Nothing may be left out, so copy every entry exactly.

Data extract START

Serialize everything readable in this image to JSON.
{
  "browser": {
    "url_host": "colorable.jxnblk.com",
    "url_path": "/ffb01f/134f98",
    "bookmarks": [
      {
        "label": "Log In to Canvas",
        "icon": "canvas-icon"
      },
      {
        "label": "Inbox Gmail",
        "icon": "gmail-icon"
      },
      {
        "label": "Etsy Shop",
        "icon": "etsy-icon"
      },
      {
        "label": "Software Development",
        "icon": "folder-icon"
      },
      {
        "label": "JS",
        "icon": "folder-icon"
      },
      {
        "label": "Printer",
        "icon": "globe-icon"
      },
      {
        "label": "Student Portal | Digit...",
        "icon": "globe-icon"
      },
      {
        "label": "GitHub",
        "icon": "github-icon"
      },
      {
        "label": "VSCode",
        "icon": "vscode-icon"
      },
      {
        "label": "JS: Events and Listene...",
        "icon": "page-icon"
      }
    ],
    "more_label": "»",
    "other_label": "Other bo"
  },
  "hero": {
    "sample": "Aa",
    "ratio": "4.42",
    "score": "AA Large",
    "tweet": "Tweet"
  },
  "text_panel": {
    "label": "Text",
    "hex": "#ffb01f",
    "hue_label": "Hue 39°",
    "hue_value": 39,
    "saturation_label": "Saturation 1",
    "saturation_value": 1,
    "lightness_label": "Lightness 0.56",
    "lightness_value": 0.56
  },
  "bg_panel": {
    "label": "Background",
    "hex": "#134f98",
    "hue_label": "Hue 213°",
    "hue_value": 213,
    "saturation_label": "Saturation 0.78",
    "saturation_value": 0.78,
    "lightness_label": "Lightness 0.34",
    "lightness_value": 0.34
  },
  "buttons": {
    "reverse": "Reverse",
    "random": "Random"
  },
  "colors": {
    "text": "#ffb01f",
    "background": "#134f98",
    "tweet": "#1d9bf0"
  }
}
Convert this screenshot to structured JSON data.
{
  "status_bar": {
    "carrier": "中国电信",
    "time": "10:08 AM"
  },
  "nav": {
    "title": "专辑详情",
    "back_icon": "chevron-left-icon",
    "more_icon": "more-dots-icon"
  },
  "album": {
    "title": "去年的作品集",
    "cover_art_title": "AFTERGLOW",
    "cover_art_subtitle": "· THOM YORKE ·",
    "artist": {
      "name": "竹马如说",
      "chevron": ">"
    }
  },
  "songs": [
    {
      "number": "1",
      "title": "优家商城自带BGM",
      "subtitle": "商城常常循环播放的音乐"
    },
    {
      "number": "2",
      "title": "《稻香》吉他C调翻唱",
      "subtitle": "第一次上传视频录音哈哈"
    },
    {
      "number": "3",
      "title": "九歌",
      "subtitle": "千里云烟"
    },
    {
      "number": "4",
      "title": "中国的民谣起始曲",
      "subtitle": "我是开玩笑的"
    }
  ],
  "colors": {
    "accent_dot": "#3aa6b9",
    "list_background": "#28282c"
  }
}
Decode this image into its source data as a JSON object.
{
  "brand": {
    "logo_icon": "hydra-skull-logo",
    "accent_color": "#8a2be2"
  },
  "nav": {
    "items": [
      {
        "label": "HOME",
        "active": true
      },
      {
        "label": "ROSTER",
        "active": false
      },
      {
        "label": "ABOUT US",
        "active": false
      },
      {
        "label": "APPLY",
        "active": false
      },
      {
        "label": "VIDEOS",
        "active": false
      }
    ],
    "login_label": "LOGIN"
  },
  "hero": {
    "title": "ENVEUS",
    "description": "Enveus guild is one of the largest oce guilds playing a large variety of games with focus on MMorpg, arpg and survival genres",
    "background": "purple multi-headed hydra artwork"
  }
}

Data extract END

### Expected output
Serialize everything readable in this image to JSON.
{
  "browser": {
    "url_host": "colorable.jxnblk.com",
    "url_path": "/ffb01f/134f98",
    "bookmarks": [
      {
        "label": "Log In to Canvas",
        "icon": "canvas-icon"
      },
      {
        "label": "Inbox Gmail",
        "icon": "gmail-icon"
      },
      {
        "label": "Etsy Shop",
        "icon": "etsy-icon"
      },
      {
        "label": "Software Development",
        "icon": "folder-icon"
      },
      {
        "label": "JS",
        "icon": "folder-icon"
      },
      {
        "label": "Printer",
        "icon": "globe-icon"
      },
      {
        "label": "Student Portal | Digit...",
        "icon": "globe-icon"
      },
      {
        "label": "GitHub",
        "icon": "github-icon"
      },
      {
        "label": "VSCode",
        "icon": "vscode-icon"
      },
      {
        "label": "JS: Events and Listene...",
        "icon": "page-icon"
      }
    ],
    "more_label": "»",
    "other_label": "Other bo"
  },
  "hero": {
    "sample": "Aa",
    "ratio": "4.42",
    "score": "AA Large",
    "tweet": "Tweet"
  },
  "text_panel": {
    "label": "Text",
    "hex": "#ffb01f",
    "hue_label": "Hue 39°",
    "hue_value": 39,
    "saturation_label": "Saturation 1",
    "saturation_value": 1,
    "lightness_label": "Lightness 0.56",
    "lightness_value": 0.56
  },
  "bg_panel": {
    "label": "Background",
    "hex": "#134f98",
    "hue_label": "Hue 213°",
    "hue_value": 213,
    "saturation_label": "Saturation 0.78",
    "saturation_value": 0.78,
    "lightness_label": "Lightness 0.34",
    "lightness_value": 0.34
  },
  "buttons": {
    "reverse": "Reverse",
    "random": "Random"
  },
  "colors": {
    "text": "#ffb01f",
    "background": "#134f98",
    "tweet": "#1d9bf0"
  }
}
Convert this screenshot to structured JSON data.
{
  "status_bar": {
    "carrier": "中国电信",
    "time": "10:08 AM"
  },
  "nav": {
    "title": "专辑详情",
    "back_icon": "chevron-left-icon",
    "more_icon": "more-dots-icon"
  },
  "album": {
    "title": "去年的作品集",
    "cover_art_title": "AFTERGLOW",
    "cover_art_subtitle": "· THOM YORKE ·",
    "artist": {
      "name": "竹马如说",
      "chevron": ">"
    }
  },
  "songs": [
    {
      "number": "1",
      "title": "优家商城自带BGM",
      "subtitle": "商城常常循环播放的音乐"
    },
    {
      "number": "2",
      "title": "《稻香》吉他C调翻唱",
      "subtitle": "第一次上传视频录音哈哈"
    },
    {
      "number": "3",
      "title": "九歌",
      "subtitle": "千里云烟"
    },
    {
      "number": "4",
      "title": "中国的民谣起始曲",
      "subtitle": "我是开玩笑的"
    }
  ],
  "colors": {
    "accent_dot": "#3aa6b9",
    "list_background": "#28282c"
  }
}
Decode this image into its source data as a JSON object.
{
  "brand": {
    "logo_icon": "hydra-skull-logo",
    "accent_color": "#8a2be2"
  },
  "nav": {
    "items": [
      {
        "label": "HOME",
        "active": true
      },
      {
        "label": "ROSTER",
        "active": false
      },
      {
        "label": "ABOUT US",
        "active": false
      },
      {
        "label": "APPLY",
        "active": false
      },
      {
        "label": "VIDEOS",
        "active": false
      }
    ],
    "login_label": "LOGIN"
  },
  "hero": {
    "title": "ENVEUS",
    "description": "Enveus guild is one of the largest oce guilds playing a large variety of games with focus on MMorpg, arpg and survival genres",
    "background": "purple multi-headed hydra artwork"
  }
}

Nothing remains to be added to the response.